Here at HealthMatch, we’ve done our best to ensure that the information provided in this article is helpful, up to date, and, most importantly, accurate.

However, we can’t replace the one-to-one advice of a qualified medical practitioner or outline all of the possible risks associated with this particular drug and your circumstances.

It is therefore important for you to note that the information contained in this article does not constitute professional medical or healthcare advice, diagnosis or recommendation of treatment and is not intended to, nor should be used to, replace professional medical advice. This article may not always be up to date and is not exhaustive of all of the risks and considerations relevant to this particular drug. In no circumstances should this article be relied upon without independent consideration and confirmation by a qualified medical practitioner.

Your doctor will be able to explain all possible uses, dosages, precautions, interactions with other drugs, and other potential adverse effects, and you should always talk to them about any kind of medication you are taking, thinking about taking or wanting to stop taking.

Curious about clinical trials?

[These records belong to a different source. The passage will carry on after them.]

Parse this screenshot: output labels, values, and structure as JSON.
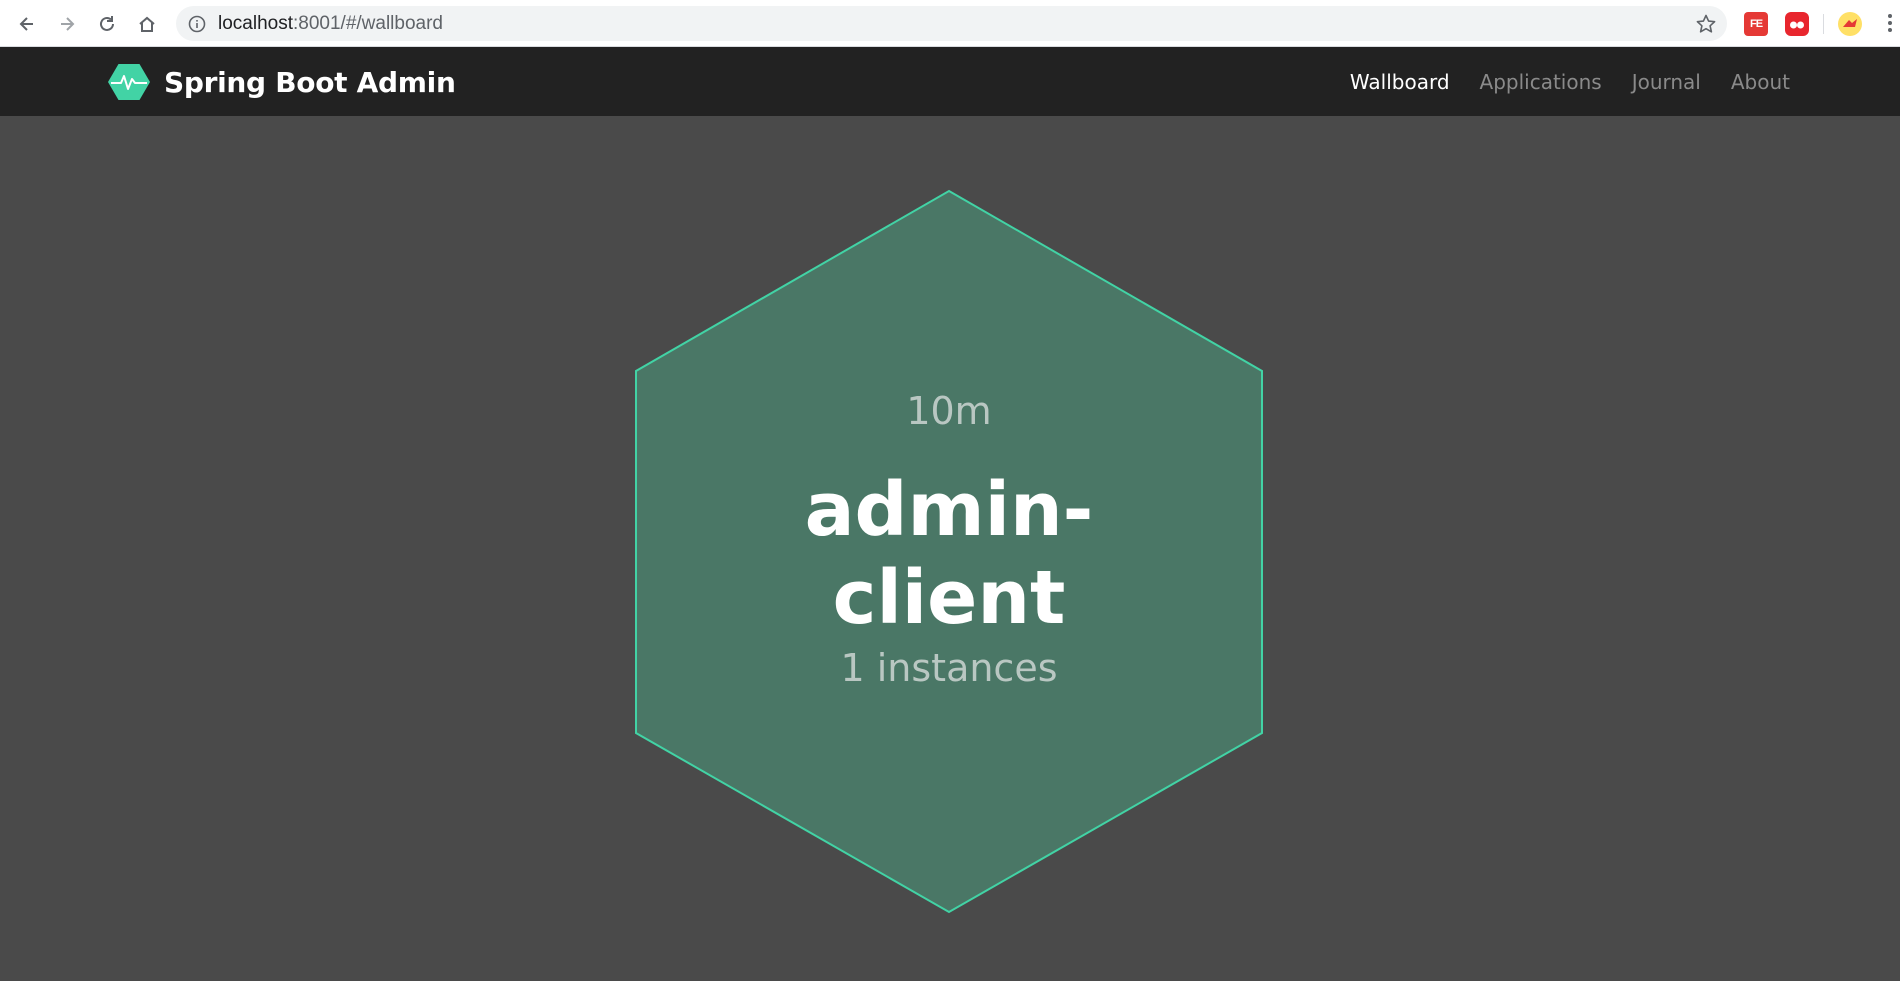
{
  "browser": {
    "url_host": "localhost",
    "url_rest": ":8001/#/wallboard",
    "icons": [
      "back-arrow-icon",
      "forward-arrow-icon",
      "reload-icon",
      "home-icon",
      "info-icon",
      "star-icon",
      "kebab-menu-icon"
    ],
    "extensions": [
      {
        "name": "fe-extension-icon",
        "label": "FE"
      },
      {
        "name": "red-extension-icon",
        "label": ""
      },
      {
        "name": "bird-extension-icon",
        "label": ""
      }
    ]
  },
  "navbar": {
    "brand_title": "Spring Boot Admin",
    "links": [
      {
        "label": "Wallboard",
        "active": true
      },
      {
        "label": "Applications",
        "active": false
      },
      {
        "label": "Journal",
        "active": false
      },
      {
        "label": "About",
        "active": false
      }
    ]
  },
  "wallboard": {
    "applications": [
      {
        "uptime": "10m",
        "name_line1": "admin-",
        "name_line2": "client",
        "instances": "1 instances",
        "status_color": "#42d3a5",
        "fill_color": "#4a7766"
      }
    ]
  },
  "colors": {
    "page_bg": "#4a4a4a",
    "navbar_bg": "#222222",
    "brand_accent": "#42d3a5",
    "nav_active": "#ffffff",
    "nav_inactive": "#8a8a8a"
  }
}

Access the latest treatments and medications. unavailable elsewhere - entirely free of charge. We make it easy to take part.